Mike Patz, 23 years old, is quiet and intensely driven. He grew up in Grand Junction, Colorado, one of the most underrated climbing towns in the country, with easy access to desert cracks, the Black Canyon and Rifle. Patz became an accomplished trad and sport climber, with ascents like Zulu (5.14a) at Rifle under his belt.

Patz sent the bolted section of China Doll, clipping the steel, in 2004. He began working on linking the upper headwall this spring with Brian Kimball, also a Colorado native and a good sport climber gone trad.

==

Kimball became the first to link the complete China Doll in one long pitch on toprope, and thought it was solid at 5.14a. Though Kimball appeared closer to the FFA, it was Patz who freed the full version first on June 5.

Bill Ramsey belayed the ascent. “When I had belayed Mike on an earlier attempt, he protected the crux sequence with two nuts. On the send, he put in only one, and then went for it. At one point, he was looking at about a 40- or 50-foot fall onto a ramp.
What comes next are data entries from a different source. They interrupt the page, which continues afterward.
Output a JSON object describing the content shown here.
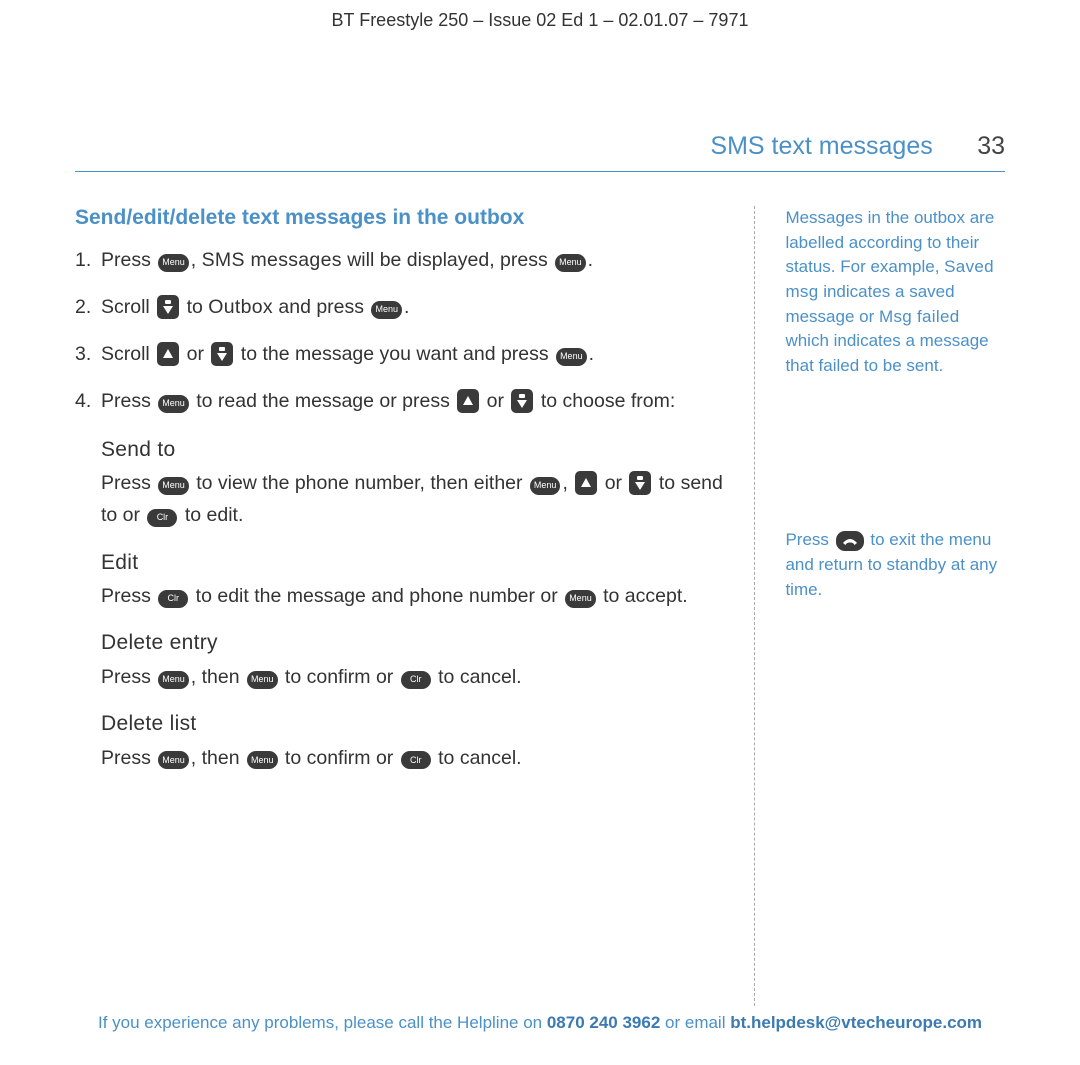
{
  "header": "BT Freestyle 250 – Issue 02 Ed 1 – 02.01.07 – 7971",
  "section": "SMS text messages",
  "page": "33",
  "title": "Send/edit/delete text messages in the outbox",
  "btn": {
    "menu": "Menu",
    "clr": "Clr"
  },
  "steps": {
    "s1a": "Press ",
    "s1b": ", ",
    "s1c": "SMS messages",
    "s1d": " will be displayed, press ",
    "s1e": ".",
    "s2a": "Scroll ",
    "s2b": " to ",
    "s2c": "Outbox",
    "s2d": " and press ",
    "s2e": ".",
    "s3a": "Scroll ",
    "s3b": " or ",
    "s3c": " to the message you want and press ",
    "s3d": ".",
    "s4a": "Press ",
    "s4b": " to read the message or press ",
    "s4c": " or ",
    "s4d": " to choose from:"
  },
  "sub": {
    "sendLabel": "Send  to",
    "send_a": "Press ",
    "send_b": " to view the phone number, then either ",
    "send_c": ", ",
    "send_d": " or ",
    "send_e": " to send to or ",
    "send_f": " to edit.",
    "editLabel": "Edit",
    "edit_a": "Press ",
    "edit_b": " to edit the message and phone number or ",
    "edit_c": " to accept.",
    "delEntryLabel": "Delete  entry",
    "de_a": "Press ",
    "de_b": ", then ",
    "de_c": " to confirm or ",
    "de_d": " to cancel.",
    "delListLabel": "Delete  list",
    "dl_a": "Press ",
    "dl_b": ", then ",
    "dl_c": " to confirm or ",
    "dl_d": " to cancel."
  },
  "side": {
    "n1a": "Messages in the outbox are labelled according to their status. For example, ",
    "n1b": "Saved msg",
    "n1c": " indicates a saved message or ",
    "n1d": "Msg failed",
    "n1e": "  which indicates a message that failed to be sent.",
    "n2a": "Press ",
    "n2b": " to exit the menu and return to standby at any time."
  },
  "footer": {
    "a": "If you experience any problems, please call the Helpline on ",
    "phone": "0870 240 3962",
    "b": " or email ",
    "email": "bt.helpdesk@vtecheurope.com"
  }
}
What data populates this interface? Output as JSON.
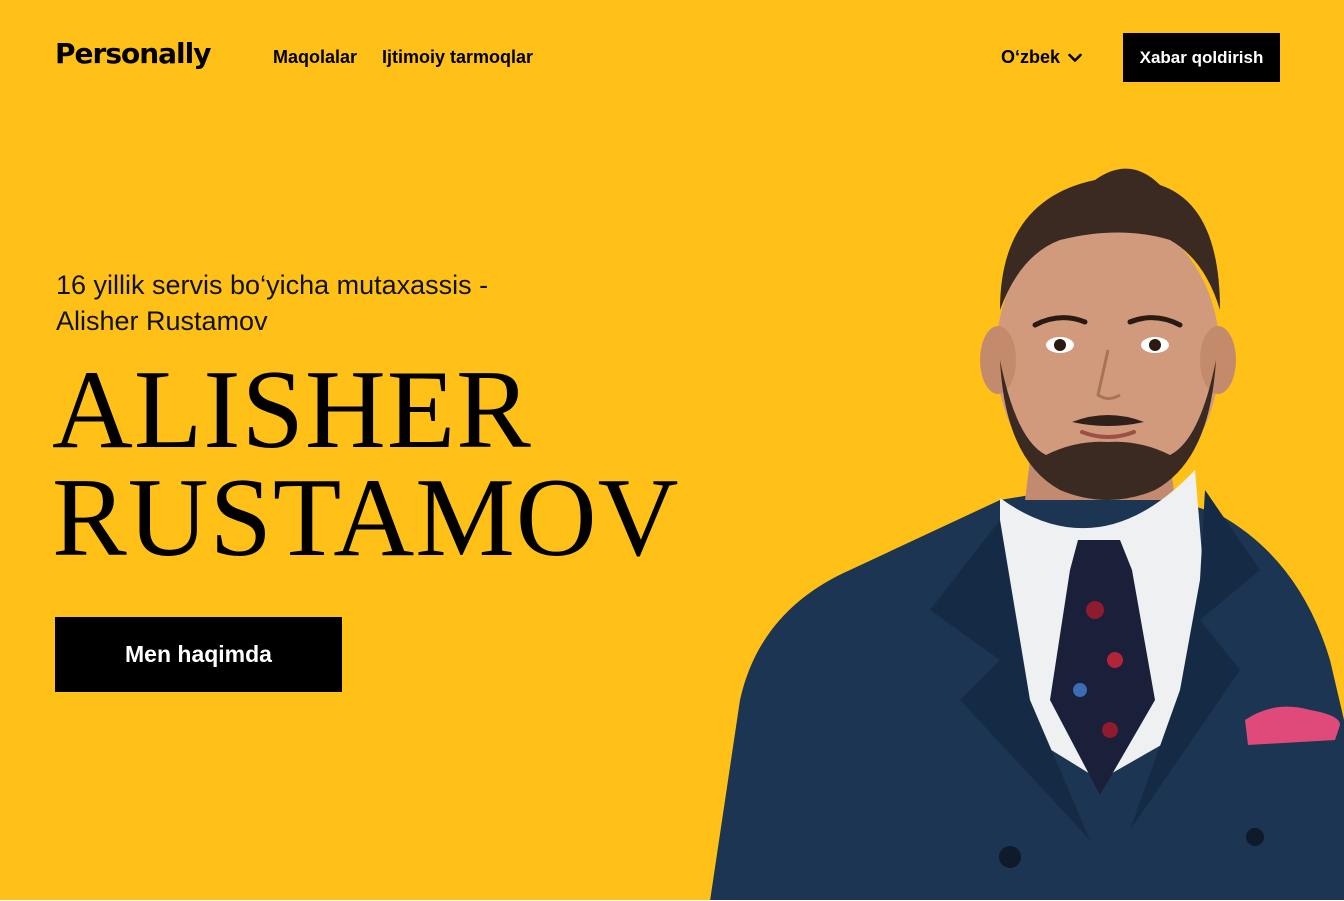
{
  "brand": {
    "logo": "Personally"
  },
  "nav": {
    "items": [
      {
        "label": "Maqolalar"
      },
      {
        "label": "Ijtimoiy tarmoqlar"
      }
    ]
  },
  "language": {
    "selected": "O‘zbek",
    "icon": "chevron-down-icon"
  },
  "header_cta": {
    "label": "Xabar qoldirish"
  },
  "hero": {
    "subtitle_line1": "16 yillik servis bo‘yicha mutaxassis -",
    "subtitle_line2": "Alisher Rustamov",
    "name_line1": "ALISHER",
    "name_line2": "RUSTAMOV",
    "about_button": "Men haqimda"
  },
  "colors": {
    "background": "#ffc118",
    "button": "#000000",
    "button_text": "#ffffff",
    "suit": "#1c3553"
  }
}
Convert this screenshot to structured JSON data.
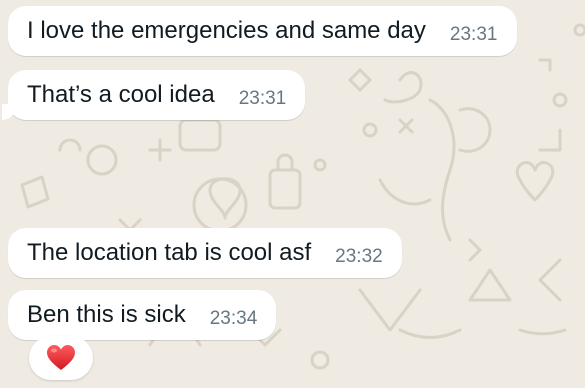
{
  "messages": [
    {
      "text": "I love the emergencies and same day",
      "time": "23:31"
    },
    {
      "text": "That’s a cool idea",
      "time": "23:31"
    },
    {
      "text": "The location tab is cool asf",
      "time": "23:32"
    },
    {
      "text": "Ben this is sick",
      "time": "23:34"
    }
  ],
  "reaction": {
    "emoji": "heart",
    "color": "#e0252b"
  },
  "colors": {
    "background": "#efeae2",
    "bubble": "#ffffff",
    "text": "#111b21",
    "timestamp": "#667781"
  }
}
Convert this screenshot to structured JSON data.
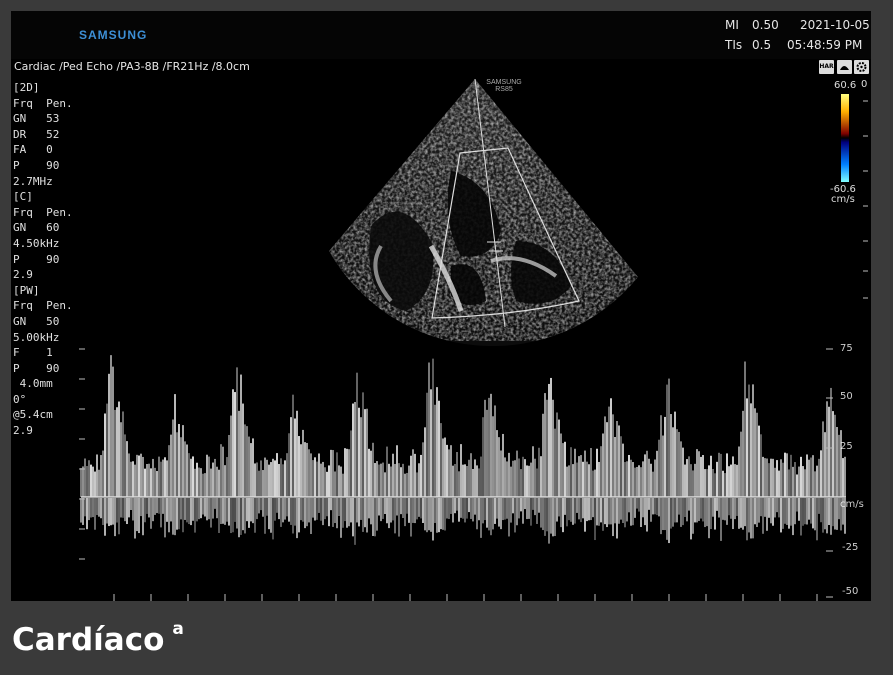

I was very happy not to find out what would’ve happened.”

Patz says he wouldn’t mind if someone removed Horan’s bolts, but because they were placed off to the side, he was never distracted by their presence. “I originally [used the bolts] and it was a nice route. But there are so many bolted climbs of all grades, while China Doll is a rare gem. A beautiful, sustained and protectable hard trad climb.”

He would mind, however, if someone decided to continue the bolt line up his extension.

“That would be horrible! Trad climbing is still rock climbing, and rock climbing is supposed to be hard! Trad climbing at your redpoint limit is a really rewarding form of climbing. I don’t know whether it was wrong to bolt China Doll 11 years ago, but given today’s standards, it is clearly wrong to bolt a splitter crack that takes bomber gear.”

Patz is slated to attend medical school at Harvard University this fall.